Work to be completed: Please retype every entry as written, and keep the pictures out.

Page and application data records:
★ ★ ★ ★

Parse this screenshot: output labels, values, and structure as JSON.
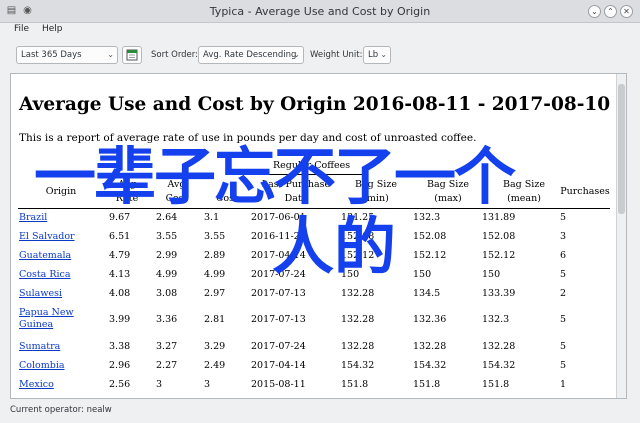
{
  "window": {
    "title": "Typica - Average Use and Cost by Origin"
  },
  "menu": [
    "File",
    "Help"
  ],
  "toolbar": {
    "date_range": "Last 365 Days",
    "sort_label": "Sort Order:",
    "sort_value": "Avg. Rate Descending",
    "weight_label": "Weight Unit:",
    "weight_value": "Lb"
  },
  "report": {
    "title": "Average Use and Cost by Origin 2016-08-11 - 2017-08-10",
    "description": "This is a report of average rate of use in pounds per day and cost of unroasted coffee.",
    "group_header": "Regular Coffees",
    "columns": {
      "origin": "Origin",
      "rate": [
        "Avg",
        "Rate"
      ],
      "avg_cost": [
        "Avg",
        "Cost"
      ],
      "cost": [
        "",
        "Cost"
      ],
      "last_purchase": [
        "Last Purchase",
        "Date"
      ],
      "bag_size_min": [
        "Bag Size",
        "(min)"
      ],
      "bag_size_max": [
        "Bag Size",
        "(max)"
      ],
      "bag_size_mean": [
        "Bag Size",
        "(mean)"
      ],
      "purchases": [
        "Purchases",
        ""
      ]
    },
    "rows": [
      {
        "origin": "Brazil",
        "rate": "9.67",
        "avg_cost": "2.64",
        "cost": "3.1",
        "date": "2017-06-01",
        "min": "131.25",
        "max": "132.3",
        "mean": "131.89",
        "purchases": "5"
      },
      {
        "origin": "El Salvador",
        "rate": "6.51",
        "avg_cost": "3.55",
        "cost": "3.55",
        "date": "2016-11-21",
        "min": "152.08",
        "max": "152.08",
        "mean": "152.08",
        "purchases": "3"
      },
      {
        "origin": "Guatemala",
        "rate": "4.79",
        "avg_cost": "2.99",
        "cost": "2.89",
        "date": "2017-04-14",
        "min": "152.12",
        "max": "152.12",
        "mean": "152.12",
        "purchases": "6"
      },
      {
        "origin": "Costa Rica",
        "rate": "4.13",
        "avg_cost": "4.99",
        "cost": "4.99",
        "date": "2017-07-24",
        "min": "150",
        "max": "150",
        "mean": "150",
        "purchases": "5"
      },
      {
        "origin": "Sulawesi",
        "rate": "4.08",
        "avg_cost": "3.08",
        "cost": "2.97",
        "date": "2017-07-13",
        "min": "132.28",
        "max": "134.5",
        "mean": "133.39",
        "purchases": "2"
      },
      {
        "origin": "Papua New Guinea",
        "rate": "3.99",
        "avg_cost": "3.36",
        "cost": "2.81",
        "date": "2017-07-13",
        "min": "132.28",
        "max": "132.36",
        "mean": "132.3",
        "purchases": "5"
      },
      {
        "origin": "Sumatra",
        "rate": "3.38",
        "avg_cost": "3.27",
        "cost": "3.29",
        "date": "2017-07-24",
        "min": "132.28",
        "max": "132.28",
        "mean": "132.28",
        "purchases": "5"
      },
      {
        "origin": "Colombia",
        "rate": "2.96",
        "avg_cost": "2.27",
        "cost": "2.49",
        "date": "2017-04-14",
        "min": "154.32",
        "max": "154.32",
        "mean": "154.32",
        "purchases": "5"
      },
      {
        "origin": "Mexico",
        "rate": "2.56",
        "avg_cost": "3",
        "cost": "3",
        "date": "2015-08-11",
        "min": "151.8",
        "max": "151.8",
        "mean": "151.8",
        "purchases": "1"
      }
    ]
  },
  "overlay": {
    "line1": "一辈子忘不了一个",
    "line2": "人的"
  },
  "status": {
    "operator": "Current operator: nealw"
  }
}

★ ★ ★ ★

Solution for this problem:
Parse this screenshot: output labels, values, and structure as JSON.
{
  "window": {
    "title": "Typica - Average Use and Cost by Origin"
  },
  "menu": [
    "File",
    "Help"
  ],
  "toolbar": {
    "date_range": "Last 365 Days",
    "sort_label": "Sort Order:",
    "sort_value": "Avg. Rate Descending",
    "weight_label": "Weight Unit:",
    "weight_value": "Lb"
  },
  "report": {
    "title": "Average Use and Cost by Origin 2016-08-11 - 2017-08-10",
    "description": "This is a report of average rate of use in pounds per day and cost of unroasted coffee.",
    "group_header": "Regular Coffees",
    "columns": {
      "origin": "Origin",
      "rate": [
        "Avg",
        "Rate"
      ],
      "avg_cost": [
        "Avg",
        "Cost"
      ],
      "cost": [
        "",
        "Cost"
      ],
      "last_purchase": [
        "Last Purchase",
        "Date"
      ],
      "bag_size_min": [
        "Bag Size",
        "(min)"
      ],
      "bag_size_max": [
        "Bag Size",
        "(max)"
      ],
      "bag_size_mean": [
        "Bag Size",
        "(mean)"
      ],
      "purchases": [
        "Purchases",
        ""
      ]
    },
    "rows": [
      {
        "origin": "Brazil",
        "rate": "9.67",
        "avg_cost": "2.64",
        "cost": "3.1",
        "date": "2017-06-01",
        "min": "131.25",
        "max": "132.3",
        "mean": "131.89",
        "purchases": "5"
      },
      {
        "origin": "El Salvador",
        "rate": "6.51",
        "avg_cost": "3.55",
        "cost": "3.55",
        "date": "2016-11-21",
        "min": "152.08",
        "max": "152.08",
        "mean": "152.08",
        "purchases": "3"
      },
      {
        "origin": "Guatemala",
        "rate": "4.79",
        "avg_cost": "2.99",
        "cost": "2.89",
        "date": "2017-04-14",
        "min": "152.12",
        "max": "152.12",
        "mean": "152.12",
        "purchases": "6"
      },
      {
        "origin": "Costa Rica",
        "rate": "4.13",
        "avg_cost": "4.99",
        "cost": "4.99",
        "date": "2017-07-24",
        "min": "150",
        "max": "150",
        "mean": "150",
        "purchases": "5"
      },
      {
        "origin": "Sulawesi",
        "rate": "4.08",
        "avg_cost": "3.08",
        "cost": "2.97",
        "date": "2017-07-13",
        "min": "132.28",
        "max": "134.5",
        "mean": "133.39",
        "purchases": "2"
      },
      {
        "origin": "Papua New Guinea",
        "rate": "3.99",
        "avg_cost": "3.36",
        "cost": "2.81",
        "date": "2017-07-13",
        "min": "132.28",
        "max": "132.36",
        "mean": "132.3",
        "purchases": "5"
      },
      {
        "origin": "Sumatra",
        "rate": "3.38",
        "avg_cost": "3.27",
        "cost": "3.29",
        "date": "2017-07-24",
        "min": "132.28",
        "max": "132.28",
        "mean": "132.28",
        "purchases": "5"
      },
      {
        "origin": "Colombia",
        "rate": "2.96",
        "avg_cost": "2.27",
        "cost": "2.49",
        "date": "2017-04-14",
        "min": "154.32",
        "max": "154.32",
        "mean": "154.32",
        "purchases": "5"
      },
      {
        "origin": "Mexico",
        "rate": "2.56",
        "avg_cost": "3",
        "cost": "3",
        "date": "2015-08-11",
        "min": "151.8",
        "max": "151.8",
        "mean": "151.8",
        "purchases": "1"
      }
    ]
  },
  "overlay": {
    "line1": "一辈子忘不了一个",
    "line2": "人的"
  },
  "status": {
    "operator": "Current operator: nealw"
  }
}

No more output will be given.